Segment Start: Source information

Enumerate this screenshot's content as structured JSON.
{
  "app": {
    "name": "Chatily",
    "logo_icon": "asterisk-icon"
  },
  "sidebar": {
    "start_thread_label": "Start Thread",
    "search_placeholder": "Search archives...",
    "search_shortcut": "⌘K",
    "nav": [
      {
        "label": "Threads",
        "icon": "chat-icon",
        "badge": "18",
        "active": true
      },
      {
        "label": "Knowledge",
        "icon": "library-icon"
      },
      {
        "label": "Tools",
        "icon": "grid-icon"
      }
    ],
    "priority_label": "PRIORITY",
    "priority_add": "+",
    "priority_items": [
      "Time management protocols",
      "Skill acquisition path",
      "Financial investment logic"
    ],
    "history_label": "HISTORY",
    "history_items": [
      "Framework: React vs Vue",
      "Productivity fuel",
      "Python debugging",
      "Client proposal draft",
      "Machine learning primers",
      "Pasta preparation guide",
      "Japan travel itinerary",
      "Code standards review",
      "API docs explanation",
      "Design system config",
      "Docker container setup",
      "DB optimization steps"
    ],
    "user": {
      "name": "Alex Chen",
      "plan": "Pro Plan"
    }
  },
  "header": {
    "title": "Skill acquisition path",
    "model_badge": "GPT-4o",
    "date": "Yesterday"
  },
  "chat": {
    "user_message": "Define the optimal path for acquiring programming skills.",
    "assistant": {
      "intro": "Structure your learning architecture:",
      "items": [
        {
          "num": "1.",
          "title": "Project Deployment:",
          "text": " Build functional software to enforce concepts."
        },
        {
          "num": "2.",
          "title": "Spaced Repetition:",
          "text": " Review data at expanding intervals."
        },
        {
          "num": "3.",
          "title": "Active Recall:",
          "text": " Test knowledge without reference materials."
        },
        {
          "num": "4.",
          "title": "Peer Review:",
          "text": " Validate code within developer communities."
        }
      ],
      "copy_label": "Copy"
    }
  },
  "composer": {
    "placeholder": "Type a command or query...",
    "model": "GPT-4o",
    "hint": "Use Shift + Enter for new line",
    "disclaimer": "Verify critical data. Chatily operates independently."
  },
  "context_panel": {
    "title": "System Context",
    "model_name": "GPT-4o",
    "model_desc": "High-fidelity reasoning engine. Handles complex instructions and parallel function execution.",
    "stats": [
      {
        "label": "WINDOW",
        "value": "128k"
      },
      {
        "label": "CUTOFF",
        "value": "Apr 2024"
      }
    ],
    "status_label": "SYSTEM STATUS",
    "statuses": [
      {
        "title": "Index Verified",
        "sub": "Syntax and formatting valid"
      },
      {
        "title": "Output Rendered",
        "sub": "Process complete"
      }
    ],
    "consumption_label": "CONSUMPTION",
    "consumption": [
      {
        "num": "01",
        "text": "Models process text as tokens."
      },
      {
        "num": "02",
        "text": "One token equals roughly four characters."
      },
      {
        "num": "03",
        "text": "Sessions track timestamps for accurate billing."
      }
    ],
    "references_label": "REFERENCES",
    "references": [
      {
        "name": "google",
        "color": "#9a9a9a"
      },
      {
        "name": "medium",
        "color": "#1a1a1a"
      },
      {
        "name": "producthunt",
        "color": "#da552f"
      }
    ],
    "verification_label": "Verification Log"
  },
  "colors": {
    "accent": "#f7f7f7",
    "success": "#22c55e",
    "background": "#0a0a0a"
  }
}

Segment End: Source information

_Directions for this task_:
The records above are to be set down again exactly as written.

_Solution for this task_:
Enumerate this screenshot's content as structured JSON.
{
  "app": {
    "name": "Chatily",
    "logo_icon": "asterisk-icon"
  },
  "sidebar": {
    "start_thread_label": "Start Thread",
    "search_placeholder": "Search archives...",
    "search_shortcut": "⌘K",
    "nav": [
      {
        "label": "Threads",
        "icon": "chat-icon",
        "badge": "18",
        "active": true
      },
      {
        "label": "Knowledge",
        "icon": "library-icon"
      },
      {
        "label": "Tools",
        "icon": "grid-icon"
      }
    ],
    "priority_label": "PRIORITY",
    "priority_add": "+",
    "priority_items": [
      "Time management protocols",
      "Skill acquisition path",
      "Financial investment logic"
    ],
    "history_label": "HISTORY",
    "history_items": [
      "Framework: React vs Vue",
      "Productivity fuel",
      "Python debugging",
      "Client proposal draft",
      "Machine learning primers",
      "Pasta preparation guide",
      "Japan travel itinerary",
      "Code standards review",
      "API docs explanation",
      "Design system config",
      "Docker container setup",
      "DB optimization steps"
    ],
    "user": {
      "name": "Alex Chen",
      "plan": "Pro Plan"
    }
  },
  "header": {
    "title": "Skill acquisition path",
    "model_badge": "GPT-4o",
    "date": "Yesterday"
  },
  "chat": {
    "user_message": "Define the optimal path for acquiring programming skills.",
    "assistant": {
      "intro": "Structure your learning architecture:",
      "items": [
        {
          "num": "1.",
          "title": "Project Deployment:",
          "text": " Build functional software to enforce concepts."
        },
        {
          "num": "2.",
          "title": "Spaced Repetition:",
          "text": " Review data at expanding intervals."
        },
        {
          "num": "3.",
          "title": "Active Recall:",
          "text": " Test knowledge without reference materials."
        },
        {
          "num": "4.",
          "title": "Peer Review:",
          "text": " Validate code within developer communities."
        }
      ],
      "copy_label": "Copy"
    }
  },
  "composer": {
    "placeholder": "Type a command or query...",
    "model": "GPT-4o",
    "hint": "Use Shift + Enter for new line",
    "disclaimer": "Verify critical data. Chatily operates independently."
  },
  "context_panel": {
    "title": "System Context",
    "model_name": "GPT-4o",
    "model_desc": "High-fidelity reasoning engine. Handles complex instructions and parallel function execution.",
    "stats": [
      {
        "label": "WINDOW",
        "value": "128k"
      },
      {
        "label": "CUTOFF",
        "value": "Apr 2024"
      }
    ],
    "status_label": "SYSTEM STATUS",
    "statuses": [
      {
        "title": "Index Verified",
        "sub": "Syntax and formatting valid"
      },
      {
        "title": "Output Rendered",
        "sub": "Process complete"
      }
    ],
    "consumption_label": "CONSUMPTION",
    "consumption": [
      {
        "num": "01",
        "text": "Models process text as tokens."
      },
      {
        "num": "02",
        "text": "One token equals roughly four characters."
      },
      {
        "num": "03",
        "text": "Sessions track timestamps for accurate billing."
      }
    ],
    "references_label": "REFERENCES",
    "references": [
      {
        "name": "google",
        "color": "#9a9a9a"
      },
      {
        "name": "medium",
        "color": "#1a1a1a"
      },
      {
        "name": "producthunt",
        "color": "#da552f"
      }
    ],
    "verification_label": "Verification Log"
  },
  "colors": {
    "accent": "#f7f7f7",
    "success": "#22c55e",
    "background": "#0a0a0a"
  }
}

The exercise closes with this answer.